Bound by incredible waterways and little streams, England is a prolific land, and the liberality of its dirt has upheld a flourishing agrarian economy for centuries. In the mid nineteenth century, England turned into the epicenter of an around the world.
With the loss of Britain’s huge abroad domain in the mid twentieth century, England endured a character emergency, and much vitality has been given to dialogs of “Englishness”— that is, not just of exactly being English in a nation that now has substantial foreigner.
Under British law, all laborers have the privilege to build up unions aside from those in law authorization and the military. The 1999 Employment Relations Act changed the directions concerning unions and specialists’ rights. The law formalizes a laborer’s entitlement to strike. Likewise, the law orders that all organizations with at least 20 workers must permit unionization

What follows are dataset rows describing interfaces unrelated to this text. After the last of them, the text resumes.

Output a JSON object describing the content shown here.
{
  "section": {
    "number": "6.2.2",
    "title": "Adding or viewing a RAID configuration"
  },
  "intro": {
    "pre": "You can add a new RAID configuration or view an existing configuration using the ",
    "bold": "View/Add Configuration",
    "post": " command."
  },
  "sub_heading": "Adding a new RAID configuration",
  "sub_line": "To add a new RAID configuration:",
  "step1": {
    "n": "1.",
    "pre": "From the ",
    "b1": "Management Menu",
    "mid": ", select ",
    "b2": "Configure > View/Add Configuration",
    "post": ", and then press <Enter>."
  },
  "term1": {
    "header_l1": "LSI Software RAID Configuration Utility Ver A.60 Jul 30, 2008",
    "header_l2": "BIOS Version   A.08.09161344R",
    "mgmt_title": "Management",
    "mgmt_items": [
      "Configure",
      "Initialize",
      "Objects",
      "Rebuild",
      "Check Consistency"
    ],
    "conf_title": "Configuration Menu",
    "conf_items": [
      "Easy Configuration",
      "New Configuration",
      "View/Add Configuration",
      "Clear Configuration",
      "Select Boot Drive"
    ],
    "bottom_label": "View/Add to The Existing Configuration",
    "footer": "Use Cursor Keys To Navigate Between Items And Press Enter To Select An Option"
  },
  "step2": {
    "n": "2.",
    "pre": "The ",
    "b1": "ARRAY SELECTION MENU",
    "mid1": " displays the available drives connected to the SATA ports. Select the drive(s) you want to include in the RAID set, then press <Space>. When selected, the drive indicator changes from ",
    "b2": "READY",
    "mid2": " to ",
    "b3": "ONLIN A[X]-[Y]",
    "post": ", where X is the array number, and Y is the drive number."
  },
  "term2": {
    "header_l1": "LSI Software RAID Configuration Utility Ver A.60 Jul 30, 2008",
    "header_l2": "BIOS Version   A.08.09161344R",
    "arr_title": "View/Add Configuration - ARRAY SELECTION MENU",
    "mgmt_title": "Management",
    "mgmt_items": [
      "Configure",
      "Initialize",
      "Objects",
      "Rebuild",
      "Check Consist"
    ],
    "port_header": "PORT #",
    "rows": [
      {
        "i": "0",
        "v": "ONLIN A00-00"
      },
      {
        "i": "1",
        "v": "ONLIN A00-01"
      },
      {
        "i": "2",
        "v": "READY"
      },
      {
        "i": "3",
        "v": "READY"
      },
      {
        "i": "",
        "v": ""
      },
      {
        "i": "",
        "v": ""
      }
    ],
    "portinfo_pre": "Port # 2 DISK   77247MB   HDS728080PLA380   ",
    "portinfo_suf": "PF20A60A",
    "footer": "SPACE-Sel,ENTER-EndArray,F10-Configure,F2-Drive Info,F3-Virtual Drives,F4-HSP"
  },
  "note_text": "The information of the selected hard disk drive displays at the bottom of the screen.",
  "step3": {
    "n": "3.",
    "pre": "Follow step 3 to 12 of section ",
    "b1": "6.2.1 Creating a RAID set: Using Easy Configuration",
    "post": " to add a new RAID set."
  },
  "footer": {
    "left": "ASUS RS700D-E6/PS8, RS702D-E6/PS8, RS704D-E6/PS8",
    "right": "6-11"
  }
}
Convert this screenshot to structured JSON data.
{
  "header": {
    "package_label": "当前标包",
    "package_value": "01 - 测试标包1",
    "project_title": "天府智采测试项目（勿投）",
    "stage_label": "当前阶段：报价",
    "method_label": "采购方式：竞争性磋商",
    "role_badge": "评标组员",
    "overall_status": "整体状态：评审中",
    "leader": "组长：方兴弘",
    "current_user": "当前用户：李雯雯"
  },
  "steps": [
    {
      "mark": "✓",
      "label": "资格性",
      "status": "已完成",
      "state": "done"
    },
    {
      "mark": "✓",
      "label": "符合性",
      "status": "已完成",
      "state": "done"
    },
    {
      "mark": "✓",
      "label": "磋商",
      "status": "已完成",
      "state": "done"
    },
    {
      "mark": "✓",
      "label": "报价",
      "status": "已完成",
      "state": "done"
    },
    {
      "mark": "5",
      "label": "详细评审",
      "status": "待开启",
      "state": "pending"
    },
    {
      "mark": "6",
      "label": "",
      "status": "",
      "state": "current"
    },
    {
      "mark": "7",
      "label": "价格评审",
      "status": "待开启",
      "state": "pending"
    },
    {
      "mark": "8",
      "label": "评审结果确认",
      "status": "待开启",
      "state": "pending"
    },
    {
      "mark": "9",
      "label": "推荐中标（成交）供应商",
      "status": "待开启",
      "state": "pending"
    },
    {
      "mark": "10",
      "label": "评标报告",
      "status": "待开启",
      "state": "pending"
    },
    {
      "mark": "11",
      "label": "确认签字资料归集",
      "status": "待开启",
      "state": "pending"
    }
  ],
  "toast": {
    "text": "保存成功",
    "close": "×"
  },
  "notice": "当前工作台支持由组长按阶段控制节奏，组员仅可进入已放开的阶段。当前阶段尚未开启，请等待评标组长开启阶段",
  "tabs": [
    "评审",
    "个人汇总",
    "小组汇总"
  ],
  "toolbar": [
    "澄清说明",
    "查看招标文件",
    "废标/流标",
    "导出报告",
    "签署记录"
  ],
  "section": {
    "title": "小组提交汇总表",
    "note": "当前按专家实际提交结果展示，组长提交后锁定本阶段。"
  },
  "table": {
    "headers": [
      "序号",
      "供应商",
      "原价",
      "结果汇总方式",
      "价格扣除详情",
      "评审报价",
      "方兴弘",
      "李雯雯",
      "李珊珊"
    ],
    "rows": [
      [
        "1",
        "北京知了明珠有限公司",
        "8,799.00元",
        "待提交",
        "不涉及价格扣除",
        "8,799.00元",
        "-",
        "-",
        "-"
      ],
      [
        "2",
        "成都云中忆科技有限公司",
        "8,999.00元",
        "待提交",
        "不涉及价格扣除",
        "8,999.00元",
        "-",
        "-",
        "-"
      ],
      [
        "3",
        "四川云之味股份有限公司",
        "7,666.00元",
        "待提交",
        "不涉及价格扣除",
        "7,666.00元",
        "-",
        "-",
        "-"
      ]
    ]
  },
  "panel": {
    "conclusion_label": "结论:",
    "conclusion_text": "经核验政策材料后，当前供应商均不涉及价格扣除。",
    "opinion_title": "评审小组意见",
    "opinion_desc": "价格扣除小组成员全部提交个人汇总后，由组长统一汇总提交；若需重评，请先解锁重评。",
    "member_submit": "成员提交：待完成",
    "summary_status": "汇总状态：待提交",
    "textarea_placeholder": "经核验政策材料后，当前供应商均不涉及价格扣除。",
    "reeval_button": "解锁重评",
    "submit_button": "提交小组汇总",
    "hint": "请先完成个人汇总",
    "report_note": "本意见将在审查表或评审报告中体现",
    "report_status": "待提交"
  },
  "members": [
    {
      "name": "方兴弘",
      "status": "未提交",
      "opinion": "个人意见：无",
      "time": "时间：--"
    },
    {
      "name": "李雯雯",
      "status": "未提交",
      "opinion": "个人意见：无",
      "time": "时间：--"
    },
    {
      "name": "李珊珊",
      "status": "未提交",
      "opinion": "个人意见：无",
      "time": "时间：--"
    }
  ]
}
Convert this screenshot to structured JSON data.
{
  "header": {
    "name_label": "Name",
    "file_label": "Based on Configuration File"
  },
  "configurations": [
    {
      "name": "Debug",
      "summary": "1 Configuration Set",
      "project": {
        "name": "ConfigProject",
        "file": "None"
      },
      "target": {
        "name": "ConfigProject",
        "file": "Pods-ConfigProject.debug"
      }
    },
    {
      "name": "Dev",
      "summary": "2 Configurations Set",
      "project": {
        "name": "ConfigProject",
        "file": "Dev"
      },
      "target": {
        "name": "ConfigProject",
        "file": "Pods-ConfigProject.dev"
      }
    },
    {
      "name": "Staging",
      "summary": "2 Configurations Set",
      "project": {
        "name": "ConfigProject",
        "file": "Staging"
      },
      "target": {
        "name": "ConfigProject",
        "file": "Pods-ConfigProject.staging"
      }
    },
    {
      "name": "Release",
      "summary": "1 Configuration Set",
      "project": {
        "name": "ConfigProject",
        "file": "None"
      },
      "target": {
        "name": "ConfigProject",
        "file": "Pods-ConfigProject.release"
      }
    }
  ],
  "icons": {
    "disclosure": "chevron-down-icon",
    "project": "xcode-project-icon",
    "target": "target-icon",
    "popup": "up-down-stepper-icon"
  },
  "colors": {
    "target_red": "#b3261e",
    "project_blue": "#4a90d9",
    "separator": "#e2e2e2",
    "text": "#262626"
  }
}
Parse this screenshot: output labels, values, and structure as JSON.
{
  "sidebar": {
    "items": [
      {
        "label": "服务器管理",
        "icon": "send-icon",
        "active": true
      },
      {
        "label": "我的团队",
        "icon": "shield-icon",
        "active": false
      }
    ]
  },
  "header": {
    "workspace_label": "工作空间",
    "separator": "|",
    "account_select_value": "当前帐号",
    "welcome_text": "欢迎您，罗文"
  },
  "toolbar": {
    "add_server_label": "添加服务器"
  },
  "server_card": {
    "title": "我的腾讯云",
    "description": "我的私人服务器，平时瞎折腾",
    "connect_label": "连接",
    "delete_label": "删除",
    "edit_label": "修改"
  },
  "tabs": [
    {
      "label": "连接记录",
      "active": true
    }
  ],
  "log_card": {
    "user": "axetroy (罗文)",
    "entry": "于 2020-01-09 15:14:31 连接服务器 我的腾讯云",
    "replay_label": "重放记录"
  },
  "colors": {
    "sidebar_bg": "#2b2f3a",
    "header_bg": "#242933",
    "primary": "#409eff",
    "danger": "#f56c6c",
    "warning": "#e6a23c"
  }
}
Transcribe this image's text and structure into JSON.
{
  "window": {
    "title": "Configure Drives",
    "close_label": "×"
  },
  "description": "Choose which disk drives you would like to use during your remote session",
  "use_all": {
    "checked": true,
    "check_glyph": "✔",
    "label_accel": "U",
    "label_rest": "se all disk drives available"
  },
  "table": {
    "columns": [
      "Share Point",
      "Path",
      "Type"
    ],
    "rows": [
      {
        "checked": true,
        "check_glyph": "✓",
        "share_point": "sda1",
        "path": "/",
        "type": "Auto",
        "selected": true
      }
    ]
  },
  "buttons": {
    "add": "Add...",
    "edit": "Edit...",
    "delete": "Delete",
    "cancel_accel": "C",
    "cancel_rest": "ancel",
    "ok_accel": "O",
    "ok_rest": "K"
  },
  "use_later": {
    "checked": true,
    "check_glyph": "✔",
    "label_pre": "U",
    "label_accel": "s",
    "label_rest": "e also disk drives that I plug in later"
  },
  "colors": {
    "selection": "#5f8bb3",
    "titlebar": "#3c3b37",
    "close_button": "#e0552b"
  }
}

English specialists from time to time change geographic area, regardless of the possibility that they are jobless. English laborers are generally hesitant to change employments and have one of the most reduced rates of occupation move in the EU. With a specific end goal to beat this social wonder, the administration has authorized an assortment of laborer retraining programs